TSGH’s authors give us an especially rich account of the aesthetics of the three Abbesses of the Lexhy family who successively commissioned decorative pieces for their convent. It is fascinating to note that the abbesses’ aesthetic seems to have been in line with a wide northern European trend for affluent and creative women to follow and admire accounts of brave (in old-speak, “virtuous”) female figures throughout the ages. They seem to have been influenced by Giovanni Boccaccio (1313-1375) and his late work, Famous Women. Accounts of Elizabeth Hardwick and her friend and prisoner Mary Queen of Scots in the late 16th Century show this sort of proto-feminism alive and well. (Try An Elizabethan Inheritance: The Hardwick Hall Textiles, Santina M Levey, 1998 on these themes.) It is nice to think of the convent where, supposedly secluded from the world, Belgian women worked with this intelligent fashion a few decades earlier than English and Scottish women of style. TSGH tells us that although we know a good deal about Herkenrode’s commissioning of works in other media, the record is silent about its stained glass windows. Circumstantial evidence suggests that they were made in the 1520s and ’30s. Their creators remain anonymous, though comparison with other glass work of the period seems to give some general clues as to their probable Low Countries origin (I am blowed if I can find the right TSGH page to confirm this tit-bit). After that, nothing. No-one seems to have written about these wonders. In 1770, PL Soumery published a book on the Liège region and its art and architecture. He is glowing on other Herkenrode treasures, but does not mention glass. TSGH speculates that he may have thought the work, “very old-fashioned”. Indeed , he may have disdained the medieval glass in much the way many modern vicars positively dislike their church’s Victorian stained glass.

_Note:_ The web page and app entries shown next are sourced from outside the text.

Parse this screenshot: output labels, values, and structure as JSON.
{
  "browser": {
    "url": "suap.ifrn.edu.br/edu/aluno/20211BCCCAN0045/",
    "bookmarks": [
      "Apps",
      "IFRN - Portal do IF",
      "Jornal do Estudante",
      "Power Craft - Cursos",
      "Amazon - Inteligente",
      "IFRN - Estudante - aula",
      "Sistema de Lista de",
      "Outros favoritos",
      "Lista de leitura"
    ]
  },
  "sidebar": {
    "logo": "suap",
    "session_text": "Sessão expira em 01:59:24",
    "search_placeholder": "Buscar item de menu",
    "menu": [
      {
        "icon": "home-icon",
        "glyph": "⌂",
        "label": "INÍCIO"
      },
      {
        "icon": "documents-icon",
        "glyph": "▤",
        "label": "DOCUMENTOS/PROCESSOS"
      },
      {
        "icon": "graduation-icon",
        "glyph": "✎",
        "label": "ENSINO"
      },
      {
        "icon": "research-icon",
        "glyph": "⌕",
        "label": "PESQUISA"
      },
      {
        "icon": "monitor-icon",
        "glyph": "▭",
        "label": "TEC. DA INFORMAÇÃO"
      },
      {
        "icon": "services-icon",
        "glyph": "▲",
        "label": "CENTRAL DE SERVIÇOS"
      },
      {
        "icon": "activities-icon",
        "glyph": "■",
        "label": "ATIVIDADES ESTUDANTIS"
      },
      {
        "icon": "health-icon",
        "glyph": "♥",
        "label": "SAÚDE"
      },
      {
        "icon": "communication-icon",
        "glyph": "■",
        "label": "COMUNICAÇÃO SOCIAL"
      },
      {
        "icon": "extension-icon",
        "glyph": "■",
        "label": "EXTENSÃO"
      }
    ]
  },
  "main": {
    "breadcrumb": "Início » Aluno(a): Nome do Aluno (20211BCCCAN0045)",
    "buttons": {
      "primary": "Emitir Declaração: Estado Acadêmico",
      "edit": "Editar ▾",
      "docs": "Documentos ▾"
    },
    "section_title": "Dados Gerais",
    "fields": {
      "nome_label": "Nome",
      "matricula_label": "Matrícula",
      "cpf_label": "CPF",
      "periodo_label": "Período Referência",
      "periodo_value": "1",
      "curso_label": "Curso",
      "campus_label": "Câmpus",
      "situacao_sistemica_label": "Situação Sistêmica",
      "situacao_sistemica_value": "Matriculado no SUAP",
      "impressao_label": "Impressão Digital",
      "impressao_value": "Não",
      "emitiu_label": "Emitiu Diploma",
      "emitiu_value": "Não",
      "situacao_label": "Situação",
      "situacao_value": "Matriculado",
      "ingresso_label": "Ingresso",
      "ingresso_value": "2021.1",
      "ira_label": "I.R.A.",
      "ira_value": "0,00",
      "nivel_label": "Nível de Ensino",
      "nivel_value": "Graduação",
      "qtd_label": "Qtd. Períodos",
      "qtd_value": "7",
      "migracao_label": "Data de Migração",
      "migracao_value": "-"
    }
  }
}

And so we fast-forward to the Napoleonic period and the closure of Herkenrode Abbey. TSGH tells us how some ousted nuns of the abbey bought some of the estate, including its stained glass windows, and that a local entrepreneur bought it and the windows from them. There was at the time quite a thriving business in Britain for the purchase of medieval glass, much of it Continental, and prices were low since the Continentals didn’t rate such art. Besides, secularism was the order of the day. By the time of widespread religious Catholic revival, in the mid and late 19th Century, tastes had changed. Enter Sir Brooke Boothby and his purchase of the under-appreciated and under-priced glass. See “Herkenrode Stained Glass book #2”.